A complete, exact copy of the records is needed here.

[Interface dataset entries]
☆ ☆ ☆ ☆ ☆ ☆ ☆
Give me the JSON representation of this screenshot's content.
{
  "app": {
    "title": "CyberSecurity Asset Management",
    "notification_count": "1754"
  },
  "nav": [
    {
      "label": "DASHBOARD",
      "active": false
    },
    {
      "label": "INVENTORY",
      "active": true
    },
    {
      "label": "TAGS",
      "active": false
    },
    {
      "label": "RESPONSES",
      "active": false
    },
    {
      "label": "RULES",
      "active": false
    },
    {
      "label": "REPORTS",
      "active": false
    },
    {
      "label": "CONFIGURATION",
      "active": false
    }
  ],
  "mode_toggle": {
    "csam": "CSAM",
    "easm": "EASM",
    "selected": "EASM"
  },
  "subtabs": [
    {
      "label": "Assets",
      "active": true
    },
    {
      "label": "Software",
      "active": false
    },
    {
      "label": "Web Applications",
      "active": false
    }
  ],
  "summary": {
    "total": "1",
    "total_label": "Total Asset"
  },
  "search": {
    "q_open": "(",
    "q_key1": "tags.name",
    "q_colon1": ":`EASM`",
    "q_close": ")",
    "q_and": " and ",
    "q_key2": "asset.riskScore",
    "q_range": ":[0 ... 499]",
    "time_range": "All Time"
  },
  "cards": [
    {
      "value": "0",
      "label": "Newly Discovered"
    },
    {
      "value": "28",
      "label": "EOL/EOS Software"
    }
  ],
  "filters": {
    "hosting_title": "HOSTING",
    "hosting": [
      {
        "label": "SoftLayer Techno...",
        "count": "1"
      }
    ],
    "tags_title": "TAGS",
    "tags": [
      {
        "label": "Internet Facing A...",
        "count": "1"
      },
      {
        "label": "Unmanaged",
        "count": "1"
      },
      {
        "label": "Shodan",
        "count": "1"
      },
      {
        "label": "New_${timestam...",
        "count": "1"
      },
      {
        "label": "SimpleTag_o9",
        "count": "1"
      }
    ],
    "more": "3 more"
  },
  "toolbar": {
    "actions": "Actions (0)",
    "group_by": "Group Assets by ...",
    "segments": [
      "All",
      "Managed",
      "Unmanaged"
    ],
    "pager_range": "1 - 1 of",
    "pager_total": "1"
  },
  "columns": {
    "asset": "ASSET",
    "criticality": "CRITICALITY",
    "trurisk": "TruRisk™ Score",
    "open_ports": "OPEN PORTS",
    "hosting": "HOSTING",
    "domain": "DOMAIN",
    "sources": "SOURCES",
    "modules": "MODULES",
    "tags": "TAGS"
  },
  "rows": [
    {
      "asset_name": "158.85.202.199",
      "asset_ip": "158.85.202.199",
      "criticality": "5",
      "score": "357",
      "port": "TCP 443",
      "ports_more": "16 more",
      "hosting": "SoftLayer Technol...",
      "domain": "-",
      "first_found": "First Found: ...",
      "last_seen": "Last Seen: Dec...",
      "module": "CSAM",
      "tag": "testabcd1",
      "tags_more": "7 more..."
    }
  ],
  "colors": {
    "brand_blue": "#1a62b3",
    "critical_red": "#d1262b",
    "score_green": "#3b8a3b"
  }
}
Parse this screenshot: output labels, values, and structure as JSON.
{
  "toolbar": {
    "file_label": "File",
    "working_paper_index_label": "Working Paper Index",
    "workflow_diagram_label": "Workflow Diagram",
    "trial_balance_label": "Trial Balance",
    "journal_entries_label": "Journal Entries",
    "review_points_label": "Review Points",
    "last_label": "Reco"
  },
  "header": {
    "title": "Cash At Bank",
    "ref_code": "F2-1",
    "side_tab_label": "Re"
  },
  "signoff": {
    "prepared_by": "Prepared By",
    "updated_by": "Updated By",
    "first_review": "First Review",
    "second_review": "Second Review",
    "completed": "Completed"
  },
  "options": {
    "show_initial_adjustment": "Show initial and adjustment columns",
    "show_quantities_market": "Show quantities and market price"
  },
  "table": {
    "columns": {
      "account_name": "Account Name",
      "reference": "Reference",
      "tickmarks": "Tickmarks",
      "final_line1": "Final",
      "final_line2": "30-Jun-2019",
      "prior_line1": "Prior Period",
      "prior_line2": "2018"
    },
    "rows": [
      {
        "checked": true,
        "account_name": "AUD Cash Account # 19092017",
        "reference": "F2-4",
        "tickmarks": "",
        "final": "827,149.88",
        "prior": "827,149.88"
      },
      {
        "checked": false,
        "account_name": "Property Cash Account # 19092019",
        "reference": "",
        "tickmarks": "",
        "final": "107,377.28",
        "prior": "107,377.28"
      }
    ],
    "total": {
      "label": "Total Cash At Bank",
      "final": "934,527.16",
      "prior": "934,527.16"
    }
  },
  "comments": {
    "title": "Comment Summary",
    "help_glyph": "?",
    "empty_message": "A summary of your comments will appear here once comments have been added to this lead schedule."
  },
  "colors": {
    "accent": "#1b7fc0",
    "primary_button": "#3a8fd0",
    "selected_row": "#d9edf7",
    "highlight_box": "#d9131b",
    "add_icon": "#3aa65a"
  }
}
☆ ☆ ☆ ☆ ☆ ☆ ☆
(EXPECTED OUTPUT):
Give me the JSON representation of this screenshot's content.
{
  "app": {
    "title": "CyberSecurity Asset Management",
    "notification_count": "1754"
  },
  "nav": [
    {
      "label": "DASHBOARD",
      "active": false
    },
    {
      "label": "INVENTORY",
      "active": true
    },
    {
      "label": "TAGS",
      "active": false
    },
    {
      "label": "RESPONSES",
      "active": false
    },
    {
      "label": "RULES",
      "active": false
    },
    {
      "label": "REPORTS",
      "active": false
    },
    {
      "label": "CONFIGURATION",
      "active": false
    }
  ],
  "mode_toggle": {
    "csam": "CSAM",
    "easm": "EASM",
    "selected": "EASM"
  },
  "subtabs": [
    {
      "label": "Assets",
      "active": true
    },
    {
      "label": "Software",
      "active": false
    },
    {
      "label": "Web Applications",
      "active": false
    }
  ],
  "summary": {
    "total": "1",
    "total_label": "Total Asset"
  },
  "search": {
    "q_open": "(",
    "q_key1": "tags.name",
    "q_colon1": ":`EASM`",
    "q_close": ")",
    "q_and": " and ",
    "q_key2": "asset.riskScore",
    "q_range": ":[0 ... 499]",
    "time_range": "All Time"
  },
  "cards": [
    {
      "value": "0",
      "label": "Newly Discovered"
    },
    {
      "value": "28",
      "label": "EOL/EOS Software"
    }
  ],
  "filters": {
    "hosting_title": "HOSTING",
    "hosting": [
      {
        "label": "SoftLayer Techno...",
        "count": "1"
      }
    ],
    "tags_title": "TAGS",
    "tags": [
      {
        "label": "Internet Facing A...",
        "count": "1"
      },
      {
        "label": "Unmanaged",
        "count": "1"
      },
      {
        "label": "Shodan",
        "count": "1"
      },
      {
        "label": "New_${timestam...",
        "count": "1"
      },
      {
        "label": "SimpleTag_o9",
        "count": "1"
      }
    ],
    "more": "3 more"
  },
  "toolbar": {
    "actions": "Actions (0)",
    "group_by": "Group Assets by ...",
    "segments": [
      "All",
      "Managed",
      "Unmanaged"
    ],
    "pager_range": "1 - 1 of",
    "pager_total": "1"
  },
  "columns": {
    "asset": "ASSET",
    "criticality": "CRITICALITY",
    "trurisk": "TruRisk™ Score",
    "open_ports": "OPEN PORTS",
    "hosting": "HOSTING",
    "domain": "DOMAIN",
    "sources": "SOURCES",
    "modules": "MODULES",
    "tags": "TAGS"
  },
  "rows": [
    {
      "asset_name": "158.85.202.199",
      "asset_ip": "158.85.202.199",
      "criticality": "5",
      "score": "357",
      "port": "TCP 443",
      "ports_more": "16 more",
      "hosting": "SoftLayer Technol...",
      "domain": "-",
      "first_found": "First Found: ...",
      "last_seen": "Last Seen: Dec...",
      "module": "CSAM",
      "tag": "testabcd1",
      "tags_more": "7 more..."
    }
  ],
  "colors": {
    "brand_blue": "#1a62b3",
    "critical_red": "#d1262b",
    "score_green": "#3b8a3b"
  }
}
Parse this screenshot: output labels, values, and structure as JSON.
{
  "toolbar": {
    "file_label": "File",
    "working_paper_index_label": "Working Paper Index",
    "workflow_diagram_label": "Workflow Diagram",
    "trial_balance_label": "Trial Balance",
    "journal_entries_label": "Journal Entries",
    "review_points_label": "Review Points",
    "last_label": "Reco"
  },
  "header": {
    "title": "Cash At Bank",
    "ref_code": "F2-1",
    "side_tab_label": "Re"
  },
  "signoff": {
    "prepared_by": "Prepared By",
    "updated_by": "Updated By",
    "first_review": "First Review",
    "second_review": "Second Review",
    "completed": "Completed"
  },
  "options": {
    "show_initial_adjustment": "Show initial and adjustment columns",
    "show_quantities_market": "Show quantities and market price"
  },
  "table": {
    "columns": {
      "account_name": "Account Name",
      "reference": "Reference",
      "tickmarks": "Tickmarks",
      "final_line1": "Final",
      "final_line2": "30-Jun-2019",
      "prior_line1": "Prior Period",
      "prior_line2": "2018"
    },
    "rows": [
      {
        "checked": true,
        "account_name": "AUD Cash Account # 19092017",
        "reference": "F2-4",
        "tickmarks": "",
        "final": "827,149.88",
        "prior": "827,149.88"
      },
      {
        "checked": false,
        "account_name": "Property Cash Account # 19092019",
        "reference": "",
        "tickmarks": "",
        "final": "107,377.28",
        "prior": "107,377.28"
      }
    ],
    "total": {
      "label": "Total Cash At Bank",
      "final": "934,527.16",
      "prior": "934,527.16"
    }
  },
  "comments": {
    "title": "Comment Summary",
    "help_glyph": "?",
    "empty_message": "A summary of your comments will appear here once comments have been added to this lead schedule."
  },
  "colors": {
    "accent": "#1b7fc0",
    "primary_button": "#3a8fd0",
    "selected_row": "#d9edf7",
    "highlight_box": "#d9131b",
    "add_icon": "#3aa65a"
  }
}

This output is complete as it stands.